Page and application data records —
--- START ---

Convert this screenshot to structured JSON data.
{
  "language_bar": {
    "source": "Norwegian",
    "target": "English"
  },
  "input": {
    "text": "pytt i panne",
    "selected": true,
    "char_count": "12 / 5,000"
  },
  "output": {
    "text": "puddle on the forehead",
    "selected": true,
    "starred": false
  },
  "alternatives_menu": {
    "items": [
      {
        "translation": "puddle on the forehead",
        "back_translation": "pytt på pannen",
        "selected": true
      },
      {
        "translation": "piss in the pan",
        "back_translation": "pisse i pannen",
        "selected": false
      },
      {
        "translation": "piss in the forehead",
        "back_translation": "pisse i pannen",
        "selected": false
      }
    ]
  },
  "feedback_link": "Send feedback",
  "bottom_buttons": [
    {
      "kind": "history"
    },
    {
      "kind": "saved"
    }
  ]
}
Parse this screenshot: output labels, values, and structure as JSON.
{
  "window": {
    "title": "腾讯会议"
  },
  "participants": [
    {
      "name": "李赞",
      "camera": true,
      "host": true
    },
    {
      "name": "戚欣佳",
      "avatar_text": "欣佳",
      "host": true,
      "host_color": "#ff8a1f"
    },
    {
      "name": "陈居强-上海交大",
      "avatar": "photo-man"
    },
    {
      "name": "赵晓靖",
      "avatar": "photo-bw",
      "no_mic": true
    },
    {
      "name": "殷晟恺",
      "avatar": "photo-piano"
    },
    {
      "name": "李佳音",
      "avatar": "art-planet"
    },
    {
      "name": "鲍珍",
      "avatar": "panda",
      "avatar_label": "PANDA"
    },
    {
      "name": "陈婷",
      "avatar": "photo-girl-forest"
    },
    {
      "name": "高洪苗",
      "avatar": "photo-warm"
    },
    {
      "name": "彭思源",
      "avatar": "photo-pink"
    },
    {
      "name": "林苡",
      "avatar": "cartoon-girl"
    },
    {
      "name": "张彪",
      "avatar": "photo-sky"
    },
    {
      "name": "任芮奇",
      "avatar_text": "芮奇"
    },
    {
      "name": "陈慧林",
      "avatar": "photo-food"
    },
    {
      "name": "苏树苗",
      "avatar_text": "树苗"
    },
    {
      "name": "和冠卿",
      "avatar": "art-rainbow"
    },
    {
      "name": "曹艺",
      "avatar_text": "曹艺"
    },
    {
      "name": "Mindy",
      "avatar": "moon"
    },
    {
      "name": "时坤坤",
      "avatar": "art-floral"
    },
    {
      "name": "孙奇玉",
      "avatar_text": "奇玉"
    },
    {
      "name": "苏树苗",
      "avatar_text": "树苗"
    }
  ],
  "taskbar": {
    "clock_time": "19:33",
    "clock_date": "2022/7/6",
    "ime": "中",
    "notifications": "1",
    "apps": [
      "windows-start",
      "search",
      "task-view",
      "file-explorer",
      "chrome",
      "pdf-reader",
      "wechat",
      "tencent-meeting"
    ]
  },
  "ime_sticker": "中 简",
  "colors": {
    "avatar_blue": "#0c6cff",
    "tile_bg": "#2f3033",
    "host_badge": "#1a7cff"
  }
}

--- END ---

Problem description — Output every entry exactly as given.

Task result —
Convert this screenshot to structured JSON data.
{
  "language_bar": {
    "source": "Norwegian",
    "target": "English"
  },
  "input": {
    "text": "pytt i panne",
    "selected": true,
    "char_count": "12 / 5,000"
  },
  "output": {
    "text": "puddle on the forehead",
    "selected": true,
    "starred": false
  },
  "alternatives_menu": {
    "items": [
      {
        "translation": "puddle on the forehead",
        "back_translation": "pytt på pannen",
        "selected": true
      },
      {
        "translation": "piss in the pan",
        "back_translation": "pisse i pannen",
        "selected": false
      },
      {
        "translation": "piss in the forehead",
        "back_translation": "pisse i pannen",
        "selected": false
      }
    ]
  },
  "feedback_link": "Send feedback",
  "bottom_buttons": [
    {
      "kind": "history"
    },
    {
      "kind": "saved"
    }
  ]
}
Parse this screenshot: output labels, values, and structure as JSON.
{
  "window": {
    "title": "腾讯会议"
  },
  "participants": [
    {
      "name": "李赞",
      "camera": true,
      "host": true
    },
    {
      "name": "戚欣佳",
      "avatar_text": "欣佳",
      "host": true,
      "host_color": "#ff8a1f"
    },
    {
      "name": "陈居强-上海交大",
      "avatar": "photo-man"
    },
    {
      "name": "赵晓靖",
      "avatar": "photo-bw",
      "no_mic": true
    },
    {
      "name": "殷晟恺",
      "avatar": "photo-piano"
    },
    {
      "name": "李佳音",
      "avatar": "art-planet"
    },
    {
      "name": "鲍珍",
      "avatar": "panda",
      "avatar_label": "PANDA"
    },
    {
      "name": "陈婷",
      "avatar": "photo-girl-forest"
    },
    {
      "name": "高洪苗",
      "avatar": "photo-warm"
    },
    {
      "name": "彭思源",
      "avatar": "photo-pink"
    },
    {
      "name": "林苡",
      "avatar": "cartoon-girl"
    },
    {
      "name": "张彪",
      "avatar": "photo-sky"
    },
    {
      "name": "任芮奇",
      "avatar_text": "芮奇"
    },
    {
      "name": "陈慧林",
      "avatar": "photo-food"
    },
    {
      "name": "苏树苗",
      "avatar_text": "树苗"
    },
    {
      "name": "和冠卿",
      "avatar": "art-rainbow"
    },
    {
      "name": "曹艺",
      "avatar_text": "曹艺"
    },
    {
      "name": "Mindy",
      "avatar": "moon"
    },
    {
      "name": "时坤坤",
      "avatar": "art-floral"
    },
    {
      "name": "孙奇玉",
      "avatar_text": "奇玉"
    },
    {
      "name": "苏树苗",
      "avatar_text": "树苗"
    }
  ],
  "taskbar": {
    "clock_time": "19:33",
    "clock_date": "2022/7/6",
    "ime": "中",
    "notifications": "1",
    "apps": [
      "windows-start",
      "search",
      "task-view",
      "file-explorer",
      "chrome",
      "pdf-reader",
      "wechat",
      "tencent-meeting"
    ]
  },
  "ime_sticker": "中 简",
  "colors": {
    "avatar_blue": "#0c6cff",
    "tile_bg": "#2f3033",
    "host_badge": "#1a7cff"
  }
}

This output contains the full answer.